“In pledging to put the ‘national interest’ above ‘religious pressures or dictates,’ Kennedy created a template for a generation of Catholic candidates: Be American first; be Catholic second,” the archbishop said.
“The Kennedy compromise seemed to work pretty well as long as the ‘religious pressures’ faced by Catholic elected officials involved issues like divorce, federal aid to Catholic schools or diplomatic relations with the Holy See,” said the archbishop, but it doesn’t work with the “jugular” issue of abortion.
After the Roe vs. Wade decision in 1973, Catholic elected officials had to face a choice, said the archbishop: Either work to change permissive abortion laws or “abandon the unborn and look for a way to morally sanitize their decision.”
In a speech in 1984, New York Governor Mario Cuomo rationalized the perspective that a Catholic politician could privately oppose abortion but had no right to "impose" that belief on others, says the archbishop.
The archbishop calls Cuomo's speech “a tour de force of articulate misdirection”, which “refuses to acknowledge the teaching and formative power of the law” and “implicitly equates unequal types of issues.”
Cuomo also argued that "approval or rejection of legal restrictions on abortion should not be the exclusive litmus test of Catholic loyalty."
“With those words,” said the archibishop, “he wrote the alibi for every ‘pro-choice’ Catholic who has held public office since.”
Vatican City, Sep 21, 2004 (CNA) - On receiving the Letters of Credence of the new ambassador of Portugal to the Holy See, Joao Alberto Bacelar da Rocha Paris, this morning, Pope John Paul II took the opportunity to express his appreciation to the Potuguese government for "highlighting the Christian identity of Europe" in the new European constitution.
The Pope also expressed the desire that "the convictions that come from this [Christian] identity be affirmed in every national and international sphere."
"In this sense," he continued: "the signing of the new Concordat between the Holy See and Portugal is the great expression of a mature consensus to reinforce the presence of this Christian 'soul' founded on the 'deep historical relations between the Catholic Church and Portugal, according to mutual responsibilities that bind the parties, in the sphere of religious freedom in order to continue with its service to the common good and to collaborate in building up a society that promotes the dignity of the human person, justice and peace."
The Holy Father expressed his hope that Portugal will be a country that is "always open to the new challenges of our society and one that knows that the Almighty will not leave those who trust in His ways with empty hands."
Referring to challenges in modern society, the Holy Father emphasized that the "intensification of regional, cultural and economic differences, the desire to safeguard peace," natural disasters as well as "the disparity between rich and poor with the consequent lack of respect for human rights, are, among other things, a reason for great concern for every leader."
The Pope indicated that these challenges can be better presented to the public "if they are part of a project of development in which the vital forces in local society make up a substantial, unified effort.

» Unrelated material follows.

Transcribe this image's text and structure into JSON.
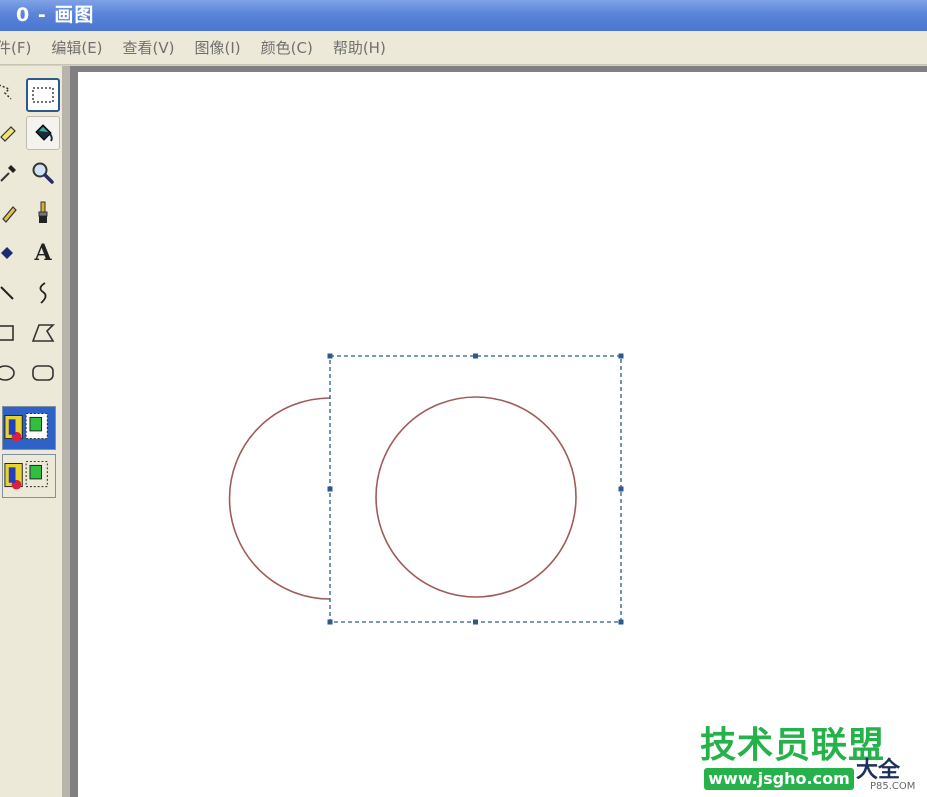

Associating citizens with projects in society and giving them confidence in government leaders and in their nation is the foundation for peaceful coexistence in societies."